Safety & Security: Athlete Safety
- Harvard: Outside Doctors Should Care for NFL Players
by Dayton Daily News November 2016
Doctors who decide whether an NFL player is healthy enough to go into the game shouldn't be paid by the teams that have a stake in winning and losing - an "undeniable conflict of interest." That's what a report released on Thursday by Harvard University experts in medicine, law and ethics says.
- Ohio House Passes Bill Requiring Cardiac Arrest Training
by Jim Provance November 2016
The Ohio House on Wednesday overwhelmingly approved a bill designed to make both coaches and student athletes more likely to recognize the signs of potential cardiac trouble. Senate Bill 252 is sponsored by Sen. Cliff Hite, R-Findlay, a former high school football coach. It passed the chamber 86-4 with no debate and must return to the Senate for approval of House changes.
- NHL Goalie Suspicious of League's 'Concussion Spotter'
by Brett Cyrgalis November 2016
The league put the rule in place this summer in hopes of protecting the players from themselves. As has so often been the case, a player with a concussion will convince himself he is fine, and then convince the trainer he is fine. It is difficult for a trainer to pull someone out and possibly affect the outcome of the game dramatically.
- Law Aimed at Reducing Concussions Effective
by The Telegram & Gazette November 2016
A Massachusetts law passed in 2010 with the goal of reducing concussions in student athletes has seen some success, but many school systems still have not complied with reporting requirements and there are scant enforcement options for state health officials to make them comply. Moreover, a study published in The Journal of Pediatrics this month found that the law needs to be reworked to require better training for students, parents and physicians. The law was drafted to help prevent, recognize and manage treatment of head injuries in student athletes. “I think the law is working ... It’s a good start. Physicians support it. But we have to be careful that we’re including training that we know works and not have them train on outdated training mechanisms,” said Dr. Michael R. Flaherty, a pediatric critical care physician at Massachusetts General Hospital in Boston and one of the authors of the article in the international medical journal.
- Injured Ex-Lineman Sues U. of Illinois for Negligence
by Courtney Cameron November 2016
On Friday, former offensive lineman for the University of Illinois Anthony Durkin filed a lawsuit against the university, the former athletic director, and two former coaches for breach of contract and negligence resulting in lifelong injury.

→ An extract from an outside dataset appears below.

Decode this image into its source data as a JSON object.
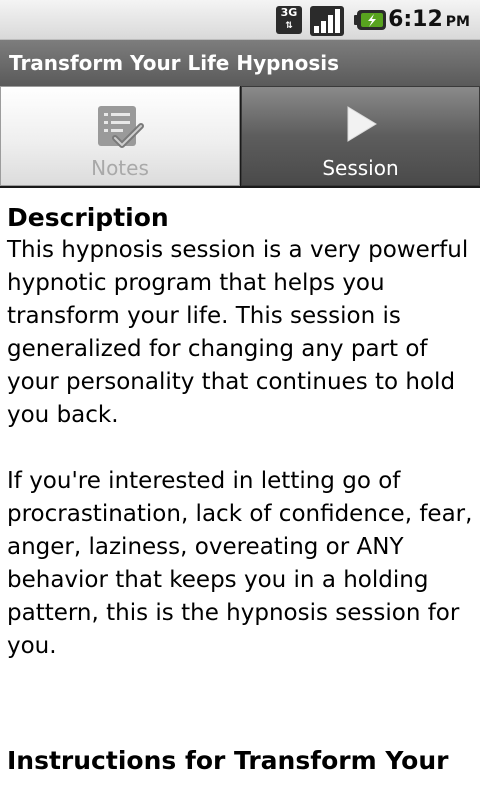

The suit claims that former head coach Tim Beckman and former tight ends coach Alex Golesh forced Durkin to continue play against doctor’s orders after he suffered a shoulder injury in 2013. Their mistreatment allegedly exacerbated the injury, resulting in the loss of Durkin’s scholarship. According to Yahoo! Sports, Durkin has filed for $250,000 in damages, as well as compensation for his accumulated medical expenses and the loss of past and future wages.
- Youth Interest in MMA On the Rise, But Is it Safe?
by Doree Lewak November 2016
Ethan Andreula is a cherub-cheeked 6-year-old, but don't let his adorable exterior fool you: This trained mixed martial artist makes mincemeat of competitors more than twice his age. Ethan, a Baldwin, LI-based first-grader who stands just 4 feet tall and weighs 57 pounds, dominated the North American Grappling Association tourney in the spring. After just one year of training, Ethan - or "Hulk," as he's known to other kids - is outclassing his age group and going head-to-head with teenagers. "I line him up, and he beats everyone in the 14-year-old class," says coach Tengo Seppy, owner of Mutant MMA in Oceanside, LI.
- HS Football Player Dies After Hard Fall in Game
by Jason Scott November 2016
A Texas high school football player died after he reportedly hit his facemask hard on the ground during a junior varsity game Thursday.
- Infographic: AEDs and School Athletics
by AB Editors October 2016
The majority of the attention on athlete safety has focused on head injuries lately, but there is another silent killer on the rise. The rate of young people dying from cardiac arrest has increased by 10 percent in the last 10 years, from 6,328 in 2005 to 7,000 in 2015. Sadly, 54 percent of these cardiovascular deaths occur in high school students. There are currently 16 states that require portable defibrillators to be present on school grounds, but more than 30 states don't require the life saving devices. So why are states not making AEDs mandatory at schools and sports fields?
- District Drops Insurance Policy, Students Left with Bill
by Courtney Cameron October 2016
As a consequence of budget cuts finalized in spring of 2016, Paterson (N.J.) Public Schools has dropped accident insurance that previously covered accidental injury to students and student-athletes while on school grounds or attending school functions.
- Athletic Trainers to Strike While Sporting Events Go On
by Jason Scott October 2016
Earlier this week, faculty at 14 universities owned by the State of Pennsylvania went on strike, and the impact of the walkout could extend beyond the classroom to the playing field.